Try out Nullable Reference Types
With the release of .NET Core 3.0 Preview 7, C# 8.0 is considered "feature complete". That means that the biggest feature of them all, Nullable Reference Types, is also locked down behavior-wise for the .NET Core release.
Post by this author
Try out Nullable Reference Types
TL;DR We’ve moved the F# GitHub repository from microsoft/visualfsharp to dotnet/fsharp, as specified in the corresponding RFC.
F# has a somewhat strange history in its name and brand. If we roll back the clocks to the year 2015, F# sort of had two identities.
We’re excited to announce general availability of F# 4.6 and the F# tools for Visual Studio 2019! In this post, I’ll show you how to get started, explain the F# 4.6 feature set, give you an update on the F# tools for Visual Studio,
Starting with Visual Studio 2019 Preview 4, we'll be adjusting how C# versions are treated in .NET tooling. Firstly, we're adding two new Language Version (LangVersion) values: LatestMajor and Preview. Rad the post to see how they stack up with the currently supported list of values.
This post was written by Lena Hall, a Senior Cloud Developer Advocate at Microsoft.
F# Software Foundation has recently announced their new initiative — Applied F# Challenge! We encourage you to participate and send your submissions about F# on Azure through the participation form.
F# 4.6 is now fully released.

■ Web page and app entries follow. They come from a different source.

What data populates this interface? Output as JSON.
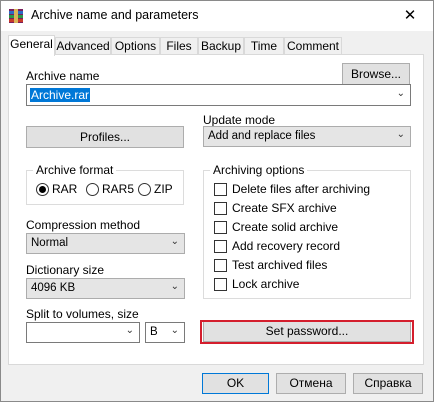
{
  "title": "Archive name and parameters",
  "tabs": [
    "General",
    "Advanced",
    "Options",
    "Files",
    "Backup",
    "Time",
    "Comment"
  ],
  "archive_name": {
    "label": "Archive name",
    "value": "Archive.rar",
    "browse_label": "Browse..."
  },
  "profiles_label": "Profiles...",
  "update_mode": {
    "label": "Update mode",
    "value": "Add and replace files"
  },
  "archive_format": {
    "label": "Archive format",
    "options": [
      {
        "label": "RAR",
        "selected": true
      },
      {
        "label": "RAR5",
        "selected": false
      },
      {
        "label": "ZIP",
        "selected": false
      }
    ]
  },
  "archiving_options": {
    "label": "Archiving options",
    "items": [
      "Delete files after archiving",
      "Create SFX archive",
      "Create solid archive",
      "Add recovery record",
      "Test archived files",
      "Lock archive"
    ]
  },
  "compression": {
    "label": "Compression method",
    "value": "Normal"
  },
  "dictionary": {
    "label": "Dictionary size",
    "value": "4096 KB"
  },
  "split": {
    "label": "Split to volumes, size",
    "value": "",
    "unit": "B"
  },
  "set_password_label": "Set password...",
  "footer": {
    "ok": "OK",
    "cancel": "Отмена",
    "help": "Справка"
  },
  "colors": {
    "highlight_border": "#d41e2d",
    "selection": "#0078d7"
  }
}
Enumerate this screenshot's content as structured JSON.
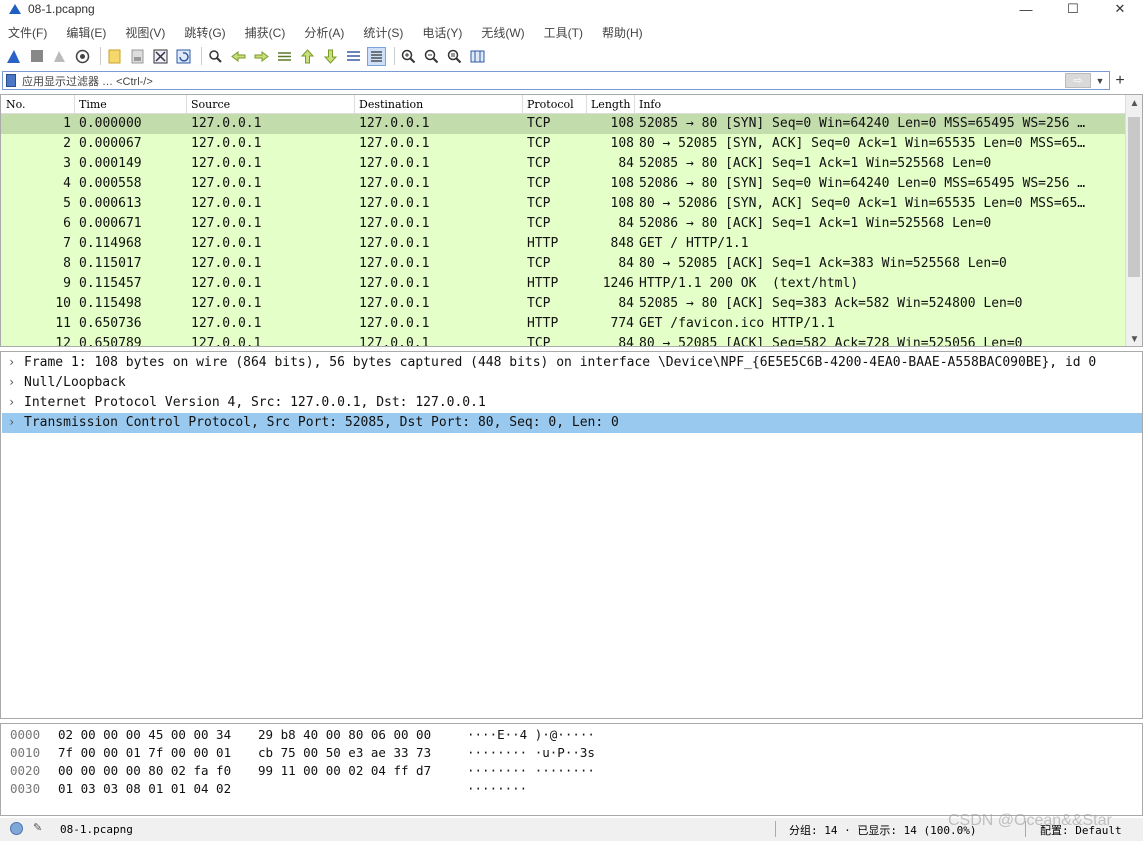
{
  "window": {
    "title": "08-1.pcapng",
    "min_symbol": "—",
    "max_symbol": "☐",
    "close_symbol": "✕"
  },
  "menu": [
    "文件(F)",
    "编辑(E)",
    "视图(V)",
    "跳转(G)",
    "捕获(C)",
    "分析(A)",
    "统计(S)",
    "电话(Y)",
    "无线(W)",
    "工具(T)",
    "帮助(H)"
  ],
  "toolbar_icons": [
    "shark-start-icon",
    "stop-icon",
    "restart-icon",
    "options-icon",
    "open-icon",
    "save-icon",
    "close-file-icon",
    "reload-icon",
    "find-icon",
    "back-icon",
    "forward-icon",
    "goto-icon",
    "first-icon",
    "last-icon",
    "autoscroll-icon",
    "colorize-icon",
    "zoom-in-icon",
    "zoom-out-icon",
    "zoom-normal-icon",
    "resize-columns-icon"
  ],
  "filter": {
    "placeholder": "应用显示过滤器 … <Ctrl-/>",
    "apply_symbol": "⇨",
    "dropdown_symbol": "▼",
    "plus": "+"
  },
  "packet_list": {
    "columns": [
      "No.",
      "Time",
      "Source",
      "Destination",
      "Protocol",
      "Length",
      "Info"
    ],
    "rows": [
      {
        "no": "1",
        "time": "0.000000",
        "src": "127.0.0.1",
        "dst": "127.0.0.1",
        "proto": "TCP",
        "len": "108",
        "info": "52085 → 80 [SYN] Seq=0 Win=64240 Len=0 MSS=65495 WS=256 …"
      },
      {
        "no": "2",
        "time": "0.000067",
        "src": "127.0.0.1",
        "dst": "127.0.0.1",
        "proto": "TCP",
        "len": "108",
        "info": "80 → 52085 [SYN, ACK] Seq=0 Ack=1 Win=65535 Len=0 MSS=65…"
      },
      {
        "no": "3",
        "time": "0.000149",
        "src": "127.0.0.1",
        "dst": "127.0.0.1",
        "proto": "TCP",
        "len": "84",
        "info": "52085 → 80 [ACK] Seq=1 Ack=1 Win=525568 Len=0"
      },
      {
        "no": "4",
        "time": "0.000558",
        "src": "127.0.0.1",
        "dst": "127.0.0.1",
        "proto": "TCP",
        "len": "108",
        "info": "52086 → 80 [SYN] Seq=0 Win=64240 Len=0 MSS=65495 WS=256 …"
      },
      {
        "no": "5",
        "time": "0.000613",
        "src": "127.0.0.1",
        "dst": "127.0.0.1",
        "proto": "TCP",
        "len": "108",
        "info": "80 → 52086 [SYN, ACK] Seq=0 Ack=1 Win=65535 Len=0 MSS=65…"
      },
      {
        "no": "6",
        "time": "0.000671",
        "src": "127.0.0.1",
        "dst": "127.0.0.1",
        "proto": "TCP",
        "len": "84",
        "info": "52086 → 80 [ACK] Seq=1 Ack=1 Win=525568 Len=0"
      },
      {
        "no": "7",
        "time": "0.114968",
        "src": "127.0.0.1",
        "dst": "127.0.0.1",
        "proto": "HTTP",
        "len": "848",
        "info": "GET / HTTP/1.1"
      },
      {
        "no": "8",
        "time": "0.115017",
        "src": "127.0.0.1",
        "dst": "127.0.0.1",
        "proto": "TCP",
        "len": "84",
        "info": "80 → 52085 [ACK] Seq=1 Ack=383 Win=525568 Len=0"
      },
      {
        "no": "9",
        "time": "0.115457",
        "src": "127.0.0.1",
        "dst": "127.0.0.1",
        "proto": "HTTP",
        "len": "1246",
        "info": "HTTP/1.1 200 OK  (text/html)"
      },
      {
        "no": "10",
        "time": "0.115498",
        "src": "127.0.0.1",
        "dst": "127.0.0.1",
        "proto": "TCP",
        "len": "84",
        "info": "52085 → 80 [ACK] Seq=383 Ack=582 Win=524800 Len=0"
      },
      {
        "no": "11",
        "time": "0.650736",
        "src": "127.0.0.1",
        "dst": "127.0.0.1",
        "proto": "HTTP",
        "len": "774",
        "info": "GET /favicon.ico HTTP/1.1"
      },
      {
        "no": "12",
        "time": "0.650789",
        "src": "127.0.0.1",
        "dst": "127.0.0.1",
        "proto": "TCP",
        "len": "84",
        "info": "80 → 52085 [ACK] Seq=582 Ack=728 Win=525056 Len=0"
      }
    ],
    "row_color": "#e4ffc7",
    "selected_row_color": "#c3dcac"
  },
  "details": {
    "expand_symbol": "›",
    "rows": [
      "Frame 1: 108 bytes on wire (864 bits), 56 bytes captured (448 bits) on interface \\Device\\NPF_{6E5E5C6B-4200-4EA0-BAAE-A558BAC090BE}, id 0",
      "Null/Loopback",
      "Internet Protocol Version 4, Src: 127.0.0.1, Dst: 127.0.0.1",
      "Transmission Control Protocol, Src Port: 52085, Dst Port: 80, Seq: 0, Len: 0"
    ],
    "selected_index": 3,
    "selected_color": "#99c9ef"
  },
  "hex": {
    "rows": [
      {
        "offset": "0000",
        "b1": "02 00 00 00 45 00 00 34",
        "b2": "29 b8 40 00 80 06 00 00",
        "ascii": "····E··4 )·@·····"
      },
      {
        "offset": "0010",
        "b1": "7f 00 00 01 7f 00 00 01",
        "b2": "cb 75 00 50 e3 ae 33 73",
        "ascii": "········ ·u·P··3s"
      },
      {
        "offset": "0020",
        "b1": "00 00 00 00 80 02 fa f0",
        "b2": "99 11 00 00 02 04 ff d7",
        "ascii": "········ ········"
      },
      {
        "offset": "0030",
        "b1": "01 03 03 08 01 01 04 02",
        "b2": "",
        "ascii": "········"
      }
    ]
  },
  "status": {
    "file": "08-1.pcapng",
    "stats": "分组: 14 · 已显示: 14 (100.0%)",
    "profile": "配置: Default"
  },
  "watermark": "CSDN @Ocean&&Star"
}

See the announcement blog post for more.
We’re excited to announce that Visual Studio 2019 will ship a new version of F# when it releases: F# 4.6!
F# 4.6 is a smaller update to the F# language,
Another preview of Visual Studio 2019, another update on the cool stuff going into it!
We’re pleased to announce some updates to the .NET Core tools for Visual Studio 2019. You can try these changes out starting with Preview 2. We’d love for you to try out these new features and give us feedback.
Update! Starting with Visual Studio 2019, the option has moved to:
Tools Options Environment Preview Features
Old post for posterity:
Starting with Visual Studio 2017 version 15.9, we’ve changed how the Visual Studio tooling for .NET consumes .NET Core SDKs. Prior to this change,
Today, we’re incredibly pleased to announce general availability of F# 4.5.
This post will walk through the changes in F# 4.5 (just like the preview post), then show some updates to F# tooling, and finally talk a bit about where what we’re thinking about for the next F# version.
Accounting for this change on Windows build servers: You may be doing one of the following things to install F# on a Windows build server. Installing the full Visual Studio IDE Installing the F# Compiler SDK MSI Neither of these options have been recommended for some time, but are still available with F# 4.1. For using F# 4.5 in a Windows build server, we recommend (in order of preference), Using the .NET SDK, the FSharp.Compiler.Tools package, or the Visual Studio Build Tools SKU.
Better async stack traces Starting with F# 4.5 and FSharp.Core 4.5.0, stack traces for async computation expressions: Reported line numbers now correspond to the failing user code Non-user code is no longer emitted For example, consider the following DSL and its usage with an FSharp.Core version prior to 4.5.0: Note that both the f1 and f2 functions are called twice.